Data excerpts:
__________________________________________________

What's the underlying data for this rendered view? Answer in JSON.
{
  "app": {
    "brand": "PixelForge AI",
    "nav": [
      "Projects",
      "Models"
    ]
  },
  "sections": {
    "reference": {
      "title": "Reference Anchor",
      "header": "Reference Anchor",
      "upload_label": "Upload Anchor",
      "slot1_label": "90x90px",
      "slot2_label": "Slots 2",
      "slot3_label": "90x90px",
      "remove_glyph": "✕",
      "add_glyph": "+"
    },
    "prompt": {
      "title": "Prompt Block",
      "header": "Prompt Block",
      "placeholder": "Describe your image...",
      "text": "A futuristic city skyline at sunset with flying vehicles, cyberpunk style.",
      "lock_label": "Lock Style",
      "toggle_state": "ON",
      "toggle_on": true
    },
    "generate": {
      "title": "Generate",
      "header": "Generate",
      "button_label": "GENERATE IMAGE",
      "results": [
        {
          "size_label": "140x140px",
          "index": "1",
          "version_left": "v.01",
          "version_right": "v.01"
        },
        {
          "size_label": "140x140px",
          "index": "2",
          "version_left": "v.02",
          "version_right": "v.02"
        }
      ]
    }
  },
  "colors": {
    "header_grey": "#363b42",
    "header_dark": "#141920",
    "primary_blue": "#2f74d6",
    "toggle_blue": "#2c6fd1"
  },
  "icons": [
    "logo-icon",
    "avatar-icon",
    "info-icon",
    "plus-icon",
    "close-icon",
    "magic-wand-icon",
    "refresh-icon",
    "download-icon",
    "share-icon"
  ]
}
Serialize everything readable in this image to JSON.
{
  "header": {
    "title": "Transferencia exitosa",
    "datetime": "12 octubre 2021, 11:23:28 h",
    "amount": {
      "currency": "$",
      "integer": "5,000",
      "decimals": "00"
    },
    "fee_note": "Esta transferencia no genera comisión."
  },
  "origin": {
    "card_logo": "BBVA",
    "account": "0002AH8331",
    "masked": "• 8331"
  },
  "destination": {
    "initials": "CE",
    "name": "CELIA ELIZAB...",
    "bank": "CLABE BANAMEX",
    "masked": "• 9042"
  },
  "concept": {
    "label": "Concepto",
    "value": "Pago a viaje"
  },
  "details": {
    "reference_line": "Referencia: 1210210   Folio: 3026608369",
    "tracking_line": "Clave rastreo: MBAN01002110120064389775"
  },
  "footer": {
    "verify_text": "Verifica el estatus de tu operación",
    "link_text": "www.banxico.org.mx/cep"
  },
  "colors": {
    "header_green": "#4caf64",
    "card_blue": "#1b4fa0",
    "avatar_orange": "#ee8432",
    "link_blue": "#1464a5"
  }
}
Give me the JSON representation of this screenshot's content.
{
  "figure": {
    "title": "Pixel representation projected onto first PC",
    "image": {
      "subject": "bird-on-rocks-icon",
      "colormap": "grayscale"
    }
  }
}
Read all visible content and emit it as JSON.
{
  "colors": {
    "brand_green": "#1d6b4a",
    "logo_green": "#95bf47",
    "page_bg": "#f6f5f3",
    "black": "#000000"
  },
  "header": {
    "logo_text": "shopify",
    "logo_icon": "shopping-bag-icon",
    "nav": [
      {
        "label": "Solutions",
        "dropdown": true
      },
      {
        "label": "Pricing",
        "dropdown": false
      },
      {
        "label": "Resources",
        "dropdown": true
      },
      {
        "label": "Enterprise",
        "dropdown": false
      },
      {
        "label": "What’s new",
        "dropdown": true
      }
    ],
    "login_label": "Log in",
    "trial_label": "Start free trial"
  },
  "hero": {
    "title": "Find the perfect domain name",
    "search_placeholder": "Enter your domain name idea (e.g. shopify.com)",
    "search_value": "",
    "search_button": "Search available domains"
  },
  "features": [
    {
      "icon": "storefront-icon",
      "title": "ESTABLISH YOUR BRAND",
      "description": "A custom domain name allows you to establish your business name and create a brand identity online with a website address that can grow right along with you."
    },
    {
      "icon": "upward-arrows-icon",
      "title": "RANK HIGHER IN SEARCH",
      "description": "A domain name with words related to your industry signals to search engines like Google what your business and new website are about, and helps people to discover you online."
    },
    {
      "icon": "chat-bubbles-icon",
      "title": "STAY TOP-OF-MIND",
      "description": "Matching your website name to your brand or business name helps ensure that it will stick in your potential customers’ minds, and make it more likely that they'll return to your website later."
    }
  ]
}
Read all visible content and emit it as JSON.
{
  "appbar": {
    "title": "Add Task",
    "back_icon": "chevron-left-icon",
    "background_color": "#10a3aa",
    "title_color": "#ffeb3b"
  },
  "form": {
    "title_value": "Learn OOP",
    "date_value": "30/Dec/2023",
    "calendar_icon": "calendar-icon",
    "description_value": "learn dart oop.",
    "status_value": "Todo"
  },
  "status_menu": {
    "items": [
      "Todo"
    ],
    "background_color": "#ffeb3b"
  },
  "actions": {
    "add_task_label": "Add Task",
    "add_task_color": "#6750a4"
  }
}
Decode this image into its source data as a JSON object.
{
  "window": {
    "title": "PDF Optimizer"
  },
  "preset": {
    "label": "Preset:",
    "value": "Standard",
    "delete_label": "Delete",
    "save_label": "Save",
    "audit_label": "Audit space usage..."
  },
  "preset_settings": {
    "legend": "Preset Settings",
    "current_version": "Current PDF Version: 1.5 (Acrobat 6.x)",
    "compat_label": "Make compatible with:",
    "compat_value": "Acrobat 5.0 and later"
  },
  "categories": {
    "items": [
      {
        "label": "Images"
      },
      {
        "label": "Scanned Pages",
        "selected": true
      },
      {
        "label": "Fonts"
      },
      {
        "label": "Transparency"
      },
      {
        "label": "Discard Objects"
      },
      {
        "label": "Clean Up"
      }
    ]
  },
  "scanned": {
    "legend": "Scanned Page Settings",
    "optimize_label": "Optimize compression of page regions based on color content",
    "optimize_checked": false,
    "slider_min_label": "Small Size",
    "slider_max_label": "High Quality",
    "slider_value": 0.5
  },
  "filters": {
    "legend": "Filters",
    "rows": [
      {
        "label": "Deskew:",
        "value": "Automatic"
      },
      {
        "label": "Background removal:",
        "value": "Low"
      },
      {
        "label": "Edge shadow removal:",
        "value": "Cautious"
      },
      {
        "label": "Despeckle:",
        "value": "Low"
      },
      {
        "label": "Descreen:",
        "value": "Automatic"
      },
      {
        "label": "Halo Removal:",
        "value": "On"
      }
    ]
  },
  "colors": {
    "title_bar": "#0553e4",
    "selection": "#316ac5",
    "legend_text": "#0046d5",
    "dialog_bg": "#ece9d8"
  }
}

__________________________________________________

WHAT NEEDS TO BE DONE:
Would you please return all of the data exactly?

ANSWER SPACE:
What's the underlying data for this rendered view? Answer in JSON.
{
  "app": {
    "brand": "PixelForge AI",
    "nav": [
      "Projects",
      "Models"
    ]
  },
  "sections": {
    "reference": {
      "title": "Reference Anchor",
      "header": "Reference Anchor",
      "upload_label": "Upload Anchor",
      "slot1_label": "90x90px",
      "slot2_label": "Slots 2",
      "slot3_label": "90x90px",
      "remove_glyph": "✕",
      "add_glyph": "+"
    },
    "prompt": {
      "title": "Prompt Block",
      "header": "Prompt Block",
      "placeholder": "Describe your image...",
      "text": "A futuristic city skyline at sunset with flying vehicles, cyberpunk style.",
      "lock_label": "Lock Style",
      "toggle_state": "ON",
      "toggle_on": true
    },
    "generate": {
      "title": "Generate",
      "header": "Generate",
      "button_label": "GENERATE IMAGE",
      "results": [
        {
          "size_label": "140x140px",
          "index": "1",
          "version_left": "v.01",
          "version_right": "v.01"
        },
        {
          "size_label": "140x140px",
          "index": "2",
          "version_left": "v.02",
          "version_right": "v.02"
        }
      ]
    }
  },
  "colors": {
    "header_grey": "#363b42",
    "header_dark": "#141920",
    "primary_blue": "#2f74d6",
    "toggle_blue": "#2c6fd1"
  },
  "icons": [
    "logo-icon",
    "avatar-icon",
    "info-icon",
    "plus-icon",
    "close-icon",
    "magic-wand-icon",
    "refresh-icon",
    "download-icon",
    "share-icon"
  ]
}
Serialize everything readable in this image to JSON.
{
  "header": {
    "title": "Transferencia exitosa",
    "datetime": "12 octubre 2021, 11:23:28 h",
    "amount": {
      "currency": "$",
      "integer": "5,000",
      "decimals": "00"
    },
    "fee_note": "Esta transferencia no genera comisión."
  },
  "origin": {
    "card_logo": "BBVA",
    "account": "0002AH8331",
    "masked": "• 8331"
  },
  "destination": {
    "initials": "CE",
    "name": "CELIA ELIZAB...",
    "bank": "CLABE BANAMEX",
    "masked": "• 9042"
  },
  "concept": {
    "label": "Concepto",
    "value": "Pago a viaje"
  },
  "details": {
    "reference_line": "Referencia: 1210210   Folio: 3026608369",
    "tracking_line": "Clave rastreo: MBAN01002110120064389775"
  },
  "footer": {
    "verify_text": "Verifica el estatus de tu operación",
    "link_text": "www.banxico.org.mx/cep"
  },
  "colors": {
    "header_green": "#4caf64",
    "card_blue": "#1b4fa0",
    "avatar_orange": "#ee8432",
    "link_blue": "#1464a5"
  }
}
Give me the JSON representation of this screenshot's content.
{
  "figure": {
    "title": "Pixel representation projected onto first PC",
    "image": {
      "subject": "bird-on-rocks-icon",
      "colormap": "grayscale"
    }
  }
}
Read all visible content and emit it as JSON.
{
  "colors": {
    "brand_green": "#1d6b4a",
    "logo_green": "#95bf47",
    "page_bg": "#f6f5f3",
    "black": "#000000"
  },
  "header": {
    "logo_text": "shopify",
    "logo_icon": "shopping-bag-icon",
    "nav": [
      {
        "label": "Solutions",
        "dropdown": true
      },
      {
        "label": "Pricing",
        "dropdown": false
      },
      {
        "label": "Resources",
        "dropdown": true
      },
      {
        "label": "Enterprise",
        "dropdown": false
      },
      {
        "label": "What’s new",
        "dropdown": true
      }
    ],
    "login_label": "Log in",
    "trial_label": "Start free trial"
  },
  "hero": {
    "title": "Find the perfect domain name",
    "search_placeholder": "Enter your domain name idea (e.g. shopify.com)",
    "search_value": "",
    "search_button": "Search available domains"
  },
  "features": [
    {
      "icon": "storefront-icon",
      "title": "ESTABLISH YOUR BRAND",
      "description": "A custom domain name allows you to establish your business name and create a brand identity online with a website address that can grow right along with you."
    },
    {
      "icon": "upward-arrows-icon",
      "title": "RANK HIGHER IN SEARCH",
      "description": "A domain name with words related to your industry signals to search engines like Google what your business and new website are about, and helps people to discover you online."
    },
    {
      "icon": "chat-bubbles-icon",
      "title": "STAY TOP-OF-MIND",
      "description": "Matching your website name to your brand or business name helps ensure that it will stick in your potential customers’ minds, and make it more likely that they'll return to your website later."
    }
  ]
}
Read all visible content and emit it as JSON.
{
  "appbar": {
    "title": "Add Task",
    "back_icon": "chevron-left-icon",
    "background_color": "#10a3aa",
    "title_color": "#ffeb3b"
  },
  "form": {
    "title_value": "Learn OOP",
    "date_value": "30/Dec/2023",
    "calendar_icon": "calendar-icon",
    "description_value": "learn dart oop.",
    "status_value": "Todo"
  },
  "status_menu": {
    "items": [
      "Todo"
    ],
    "background_color": "#ffeb3b"
  },
  "actions": {
    "add_task_label": "Add Task",
    "add_task_color": "#6750a4"
  }
}
Decode this image into its source data as a JSON object.
{
  "window": {
    "title": "PDF Optimizer"
  },
  "preset": {
    "label": "Preset:",
    "value": "Standard",
    "delete_label": "Delete",
    "save_label": "Save",
    "audit_label": "Audit space usage..."
  },
  "preset_settings": {
    "legend": "Preset Settings",
    "current_version": "Current PDF Version: 1.5 (Acrobat 6.x)",
    "compat_label": "Make compatible with:",
    "compat_value": "Acrobat 5.0 and later"
  },
  "categories": {
    "items": [
      {
        "label": "Images"
      },
      {
        "label": "Scanned Pages",
        "selected": true
      },
      {
        "label": "Fonts"
      },
      {
        "label": "Transparency"
      },
      {
        "label": "Discard Objects"
      },
      {
        "label": "Clean Up"
      }
    ]
  },
  "scanned": {
    "legend": "Scanned Page Settings",
    "optimize_label": "Optimize compression of page regions based on color content",
    "optimize_checked": false,
    "slider_min_label": "Small Size",
    "slider_max_label": "High Quality",
    "slider_value": 0.5
  },
  "filters": {
    "legend": "Filters",
    "rows": [
      {
        "label": "Deskew:",
        "value": "Automatic"
      },
      {
        "label": "Background removal:",
        "value": "Low"
      },
      {
        "label": "Edge shadow removal:",
        "value": "Cautious"
      },
      {
        "label": "Despeckle:",
        "value": "Low"
      },
      {
        "label": "Descreen:",
        "value": "Automatic"
      },
      {
        "label": "Halo Removal:",
        "value": "On"
      }
    ]
  },
  "colors": {
    "title_bar": "#0553e4",
    "selection": "#316ac5",
    "legend_text": "#0046d5",
    "dialog_bg": "#ece9d8"
  }
}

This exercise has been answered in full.